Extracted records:

= Beginning of Section =

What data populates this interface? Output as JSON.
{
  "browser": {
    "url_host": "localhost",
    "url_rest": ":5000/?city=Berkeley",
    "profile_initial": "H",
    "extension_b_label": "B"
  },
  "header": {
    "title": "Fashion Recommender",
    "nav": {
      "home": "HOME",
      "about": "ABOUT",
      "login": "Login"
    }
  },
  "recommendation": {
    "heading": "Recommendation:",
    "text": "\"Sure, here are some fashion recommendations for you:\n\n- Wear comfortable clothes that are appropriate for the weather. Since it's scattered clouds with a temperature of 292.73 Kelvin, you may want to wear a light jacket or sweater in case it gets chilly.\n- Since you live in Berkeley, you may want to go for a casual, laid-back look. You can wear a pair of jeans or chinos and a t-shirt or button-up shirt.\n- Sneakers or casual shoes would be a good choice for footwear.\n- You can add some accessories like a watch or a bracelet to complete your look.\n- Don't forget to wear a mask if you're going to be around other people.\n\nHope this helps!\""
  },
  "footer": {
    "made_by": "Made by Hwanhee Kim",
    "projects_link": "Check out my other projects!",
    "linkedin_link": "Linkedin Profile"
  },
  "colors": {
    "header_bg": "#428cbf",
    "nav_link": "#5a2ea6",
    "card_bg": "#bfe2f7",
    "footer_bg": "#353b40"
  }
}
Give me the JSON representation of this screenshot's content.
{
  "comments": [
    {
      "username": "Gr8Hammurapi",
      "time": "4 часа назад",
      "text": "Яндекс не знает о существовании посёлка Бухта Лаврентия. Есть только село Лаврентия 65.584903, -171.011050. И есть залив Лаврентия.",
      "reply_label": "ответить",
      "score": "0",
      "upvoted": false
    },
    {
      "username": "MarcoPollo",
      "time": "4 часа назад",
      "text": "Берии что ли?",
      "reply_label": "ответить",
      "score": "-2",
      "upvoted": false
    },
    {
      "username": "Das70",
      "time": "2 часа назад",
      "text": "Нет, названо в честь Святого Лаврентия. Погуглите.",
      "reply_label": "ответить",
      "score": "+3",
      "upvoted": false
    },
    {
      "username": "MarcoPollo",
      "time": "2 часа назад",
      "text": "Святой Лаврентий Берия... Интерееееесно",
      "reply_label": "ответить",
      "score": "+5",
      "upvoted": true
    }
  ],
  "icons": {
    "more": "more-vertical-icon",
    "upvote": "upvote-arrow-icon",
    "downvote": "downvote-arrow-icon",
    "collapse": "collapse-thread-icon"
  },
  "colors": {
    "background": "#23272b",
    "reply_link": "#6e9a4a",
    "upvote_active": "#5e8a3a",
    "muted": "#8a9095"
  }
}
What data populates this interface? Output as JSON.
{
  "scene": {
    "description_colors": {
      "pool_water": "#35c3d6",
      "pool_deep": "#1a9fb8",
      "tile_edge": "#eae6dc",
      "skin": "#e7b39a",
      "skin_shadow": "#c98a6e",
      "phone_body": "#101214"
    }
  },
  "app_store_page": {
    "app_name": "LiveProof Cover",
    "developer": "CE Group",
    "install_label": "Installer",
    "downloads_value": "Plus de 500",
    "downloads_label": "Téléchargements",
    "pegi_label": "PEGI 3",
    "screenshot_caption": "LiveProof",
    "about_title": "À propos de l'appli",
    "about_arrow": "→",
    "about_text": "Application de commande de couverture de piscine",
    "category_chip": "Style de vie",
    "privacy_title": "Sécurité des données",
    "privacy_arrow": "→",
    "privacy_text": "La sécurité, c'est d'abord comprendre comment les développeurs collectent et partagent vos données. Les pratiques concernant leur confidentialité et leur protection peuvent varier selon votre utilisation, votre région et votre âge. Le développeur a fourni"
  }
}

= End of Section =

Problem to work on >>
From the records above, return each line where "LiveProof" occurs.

Solution to the problem >>
    "app_name": "LiveProof Cover",
    "screenshot_caption": "LiveProof",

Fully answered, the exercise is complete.